In Superforecasting: The Art and Science of Prediction, Dan Gardner and Philip Tetlock argue that AI will disrupt Tom Friedman style opinion pieces (which are directional, but imprecise), but will have a harder time disrupting prediction. I agree. And I’m excited for this. For example, an AI might be able to write an unfalsifiable piece on how Tunisia is an unstable region, but it won’t be able to predict when, how, or if at all, an Arab Spring will be triggered. If you predict one thing, you may be lucky. If you predict lots of things, you are likely skilled, which means, per my initial point, that you have asymmetric knowledge. One person looks at the bathtub and just sees balls. The other person looks and knows, through experience, hypothesis, and deduction, that some of the balls are green and that none are yellow.
The above being said, if you give an AI enough chances to roll the dice, surely one might randomly be great at prediction, and that doesn’t mean it has knowledge of what it is doing. If you run billions of AI on trillions of data, one is going to guess a lot of uncanny things and be right. Still, we don’t know in advance which AI can and should be relied upon.
What does any of this have to do with the idea that God is a matchmaker and that the Roman slave-owner underestimates the difficulty of match-making? The Roman slave-owner treats human partnership merely in terms of breeding, merely in terms of numbers. She comes in cold, looking at human beings like balls in a bathtub. But God has asymmetric knowledge, and this means that although God also plays a numbers-game the probabilities are better for God than for a random matchmaker. Compatibility may have elements of luck or randomness, but there is also a science to it.
GPT can write the op-ed, but it can’t predict the future. Likewise, it can plausibly make matches, but it can’t bring together soulmates. (Or if it does, this is because a broken clock is sometimes right).
You might counter that AI could do as well as God if it had enough data, after all, isn’t God just the Being with all the data.
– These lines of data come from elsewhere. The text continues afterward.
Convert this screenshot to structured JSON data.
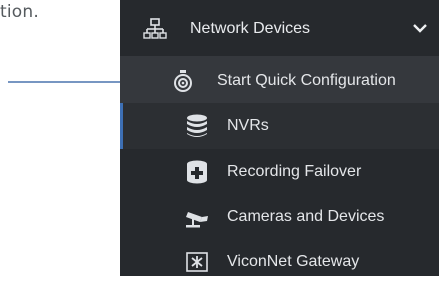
{
  "background_text": "tion.",
  "annotation": {
    "color": "#4a74ad"
  },
  "menu": {
    "background": "#26292d",
    "accent": "#3d6fb4",
    "header": {
      "label": "Network Devices",
      "icon": "network-icon",
      "expand_icon": "chevron-down-icon"
    },
    "items": [
      {
        "label": "Start Quick Configuration",
        "icon": "stopwatch-icon"
      },
      {
        "label": "NVRs",
        "icon": "database-icon",
        "active": true
      },
      {
        "label": "Recording Failover",
        "icon": "failover-icon"
      },
      {
        "label": "Cameras and Devices",
        "icon": "camera-icon"
      },
      {
        "label": "ViconNet Gateway",
        "icon": "gateway-icon"
      }
    ]
  }
}
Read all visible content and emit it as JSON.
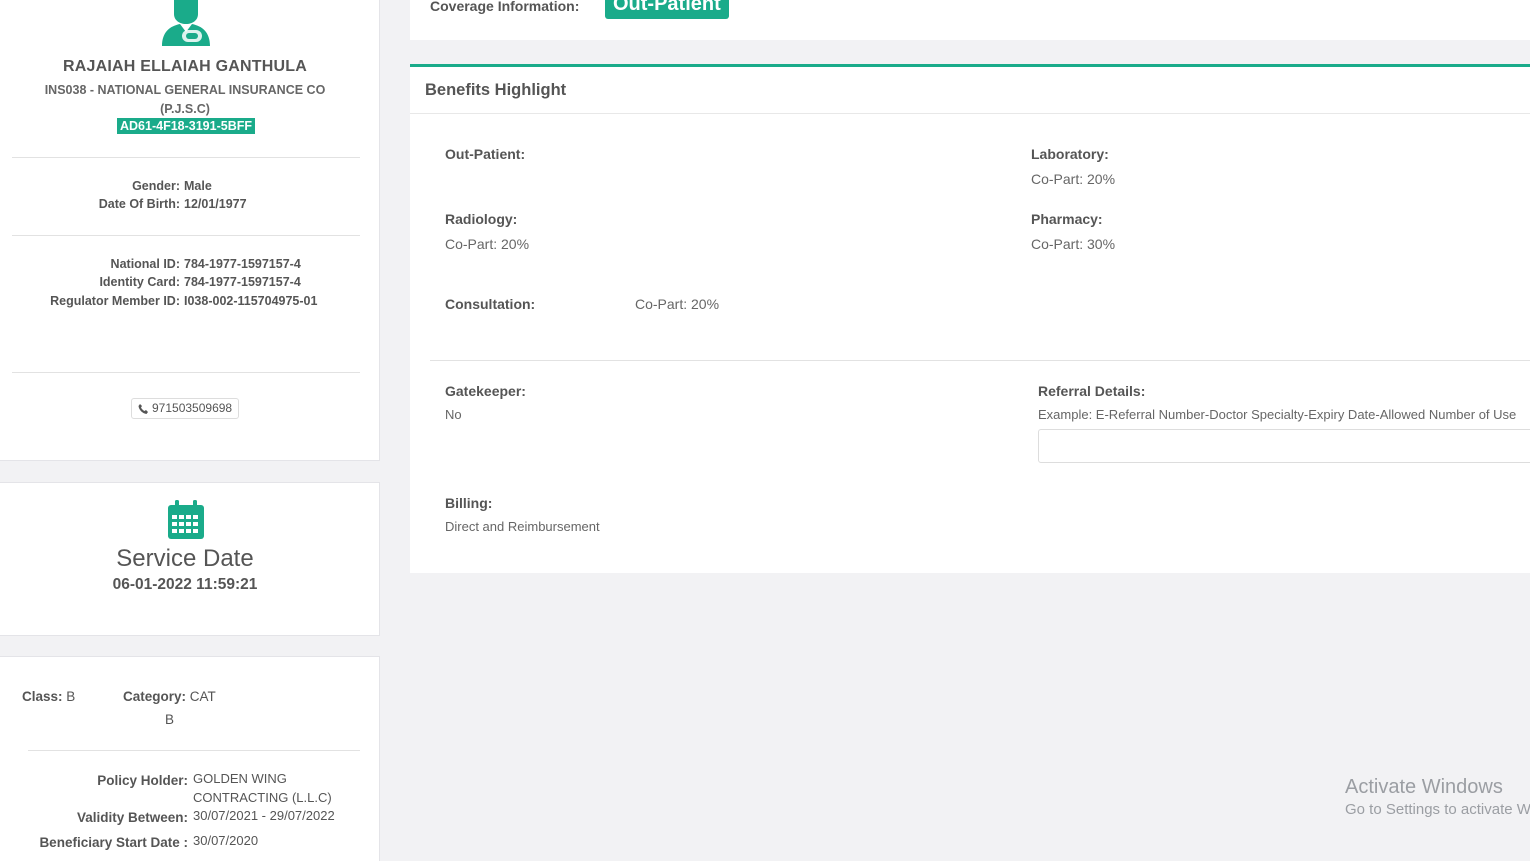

But that sweeps away the problem—which is human complexity. The mystery of falling in love (granted, a cultural trend only since the troubadours) has yet to be solved by any algorithm, be it Tinder or traditional matchmaking. The reason is because knowledge of a person is different than knowledge of the color of a ball in a bathtub. I’ll believe in AGI when it predicts the most unpredictable thing of all—the birth, maintenance, and flourishing of a soulmate relationship. I’ll believe in AGI when it can treat human data in a way that is categorically distinct from data about balls in a bathtub.